Green wood : Freshly cut wood from a living tree.
Gymnospermae : A group of trees that produce seeds without an encasing.
Heavy Streaks : Spots and streaks of sufficient size and density that severely mar the appearance of the wood.
Honeycombing : Checks often not visible at the surface that occur in the interior of a piece of wood, usually along the wood rays.
Hygroscopic : The ability to absorb water from the air.
Kiln-Dried : Wood that is dried in a chamber to a moisture content of 8%, an appropriate moisture level for use indoors.
Knot : The portion of a branch or limb that has been surrounded by subsequent growth of the stem. The shape of the knot as it appears on a cut surface depends on the angle of the cut relative to the long axis of the knot. In hardwood strip flooring, small and pin knots aren’t more than one-half inch in diameter. A sound knot is a knot cut approximately parallel to its long axis so that the exposed section is definitely elongated.
Mast Year : A year in which trees produce an abundance amount of seeds/nuts. In oak trees this occurs every 3 years.
Medullary Rays : Strips of cells extending radially within a tree and varying in height from a few cells in some species to four or more inches in oak. The rays serve primarily to store food and transport it horizontally in the tree. On quartersawn oak, the rays form a conspicuous figure, sometimes referred to as flecks.
Mill Run (Run of the Mill) : Flooring that is milled from one grade of lumber, without being further separated by flooring grades.
Milling Defects : Blemishes produced in milling flooring, such as chipped grain, torn grain, variation in machining, machine burn and mismatching.
Mineral Streak : Wood containing an accumulation of mineral matter introduced by sap flow, causing an unnatural color ranging from greenish brown to black.
Moisture Content : The ratio of the weight of water in a piece of wood to the weight of the wood when it is completely dry.
Pin Worm Hole : In hardwood flooring, a small round hole not more than 1⁄16” in diameter, made by a small wood-boring insect.
Photosynthesis : The method which plants use water, sunlight and carbon to create sugar as food for themselves and produce oxygen that is released into the atmosphere as a by-product.
Run/Lot Number : Finish or packaging numbers used to identify wood flooring.
Shake : A separation along the grain, the greater part of which occurs between the annual growth rings.

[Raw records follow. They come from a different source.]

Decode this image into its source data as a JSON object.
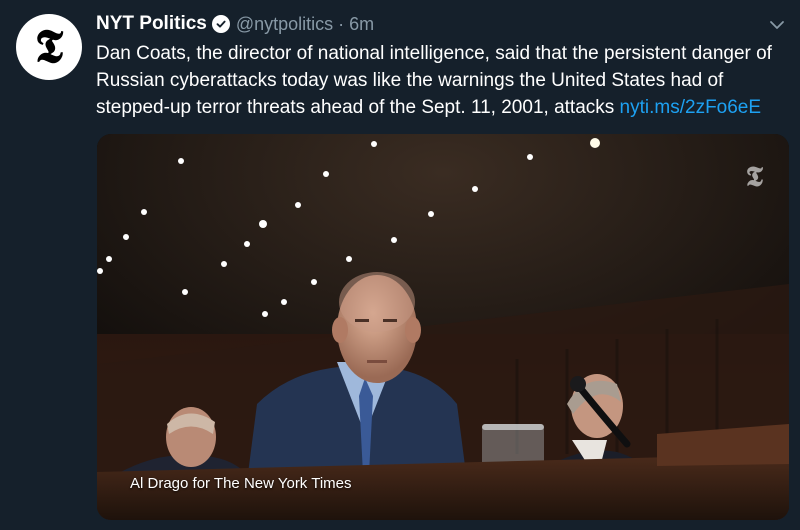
{
  "tweet": {
    "avatar_glyph": "𝕿",
    "display_name": "NYT Politics",
    "handle": "@nytpolitics",
    "separator": "·",
    "time": "6m",
    "text": "Dan Coats, the director of national intelligence, said that the persistent danger of Russian cyberattacks today was like the warnings the United States had of stepped-up terror threats ahead of the Sept. 11, 2001, attacks",
    "link": "nyti.ms/2zFo6eE",
    "icons": {
      "verified": "verified-badge-icon",
      "menu": "chevron-down-icon"
    }
  },
  "media": {
    "watermark": "𝕿",
    "credit": "Al Drago for The New York Times"
  },
  "colors": {
    "background": "#15202b",
    "text": "#ffffff",
    "muted": "#8899a6",
    "link": "#1da1f2"
  }
}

Split : Separations of wood fiber running parallel to the grain.
Sound Wood : Wood that will create a usable floor, and therefore not including soft wood due to rot, loose pieces that will fall out, or splits throughout the piece.
Tannins : Polyphenol compounds found in certain wood species and plants, which adhere to large molecules such as amino acids, cellulose, starches, and minerals.

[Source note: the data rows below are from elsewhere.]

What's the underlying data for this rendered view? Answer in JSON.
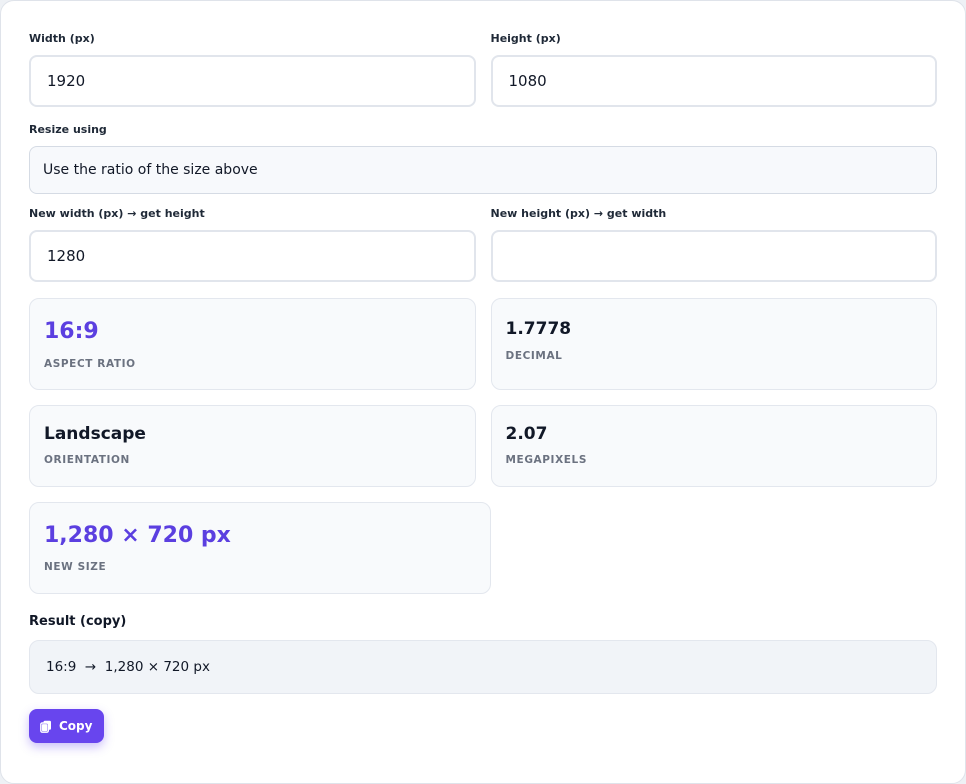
{
  "inputs": {
    "width": {
      "label": "Width (px)",
      "value": "1920"
    },
    "height": {
      "label": "Height (px)",
      "value": "1080"
    },
    "resize_using": {
      "label": "Resize using",
      "value": "Use the ratio of the size above"
    },
    "new_width": {
      "label": "New width (px) → get height",
      "value": "1280"
    },
    "new_height": {
      "label": "New height (px) → get width",
      "value": ""
    }
  },
  "stats": {
    "aspect_ratio": {
      "value": "16:9",
      "caption": "ASPECT RATIO"
    },
    "decimal": {
      "value": "1.7778",
      "caption": "DECIMAL"
    },
    "orientation": {
      "value": "Landscape",
      "caption": "ORIENTATION"
    },
    "megapixels": {
      "value": "2.07",
      "caption": "MEGAPIXELS"
    },
    "new_size": {
      "value": "1,280 × 720 px",
      "caption": "NEW SIZE"
    }
  },
  "result": {
    "label": "Result (copy)",
    "value": "16:9  →  1,280 × 720 px"
  },
  "copy_button": {
    "label": "Copy",
    "icon": "copy-icon"
  },
  "colors": {
    "accent": "#5b3fe0",
    "button": "#6845ee"
  }
}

The Water Cycle : The cycle which describes how water moves from the atmosphere to the land surface and back to the atmosphere. Water evaporates from bodies of water or plants and condenses into the air. Water droplets form clouds which move over the land and falls onto the land in the form of rain, snow, or ice.
Xylem : The living tissue in the outer layers of the tree trunk, serving to transport sap and store food. Also known as Sapwood.
Wood Floor Cuts
Porter, Terry. (2012). Wood Identification & Use. Cambridge, UK: GMC Publications.
Plainsawn is the most common cut. Characteristics include a varied grain appearance.
Quartersawn is more expensive than plainsawn. Characteristics include a uniform grain appearance with ray flecks. Ray flecks give the wood a shimmering flake effect.
Riftsawn is more expensive than plainsawn. Characteristics are similar to quartersawn without the ray flecks.
Livesawn is a combination of plainsawn, quartersawn and riftsawn.
To the best of our knowledge, the information contained herein is accurate and reliable as of the date of publication; however, we do not assume any liability whatsoever for the accuracy and completeness of the above information.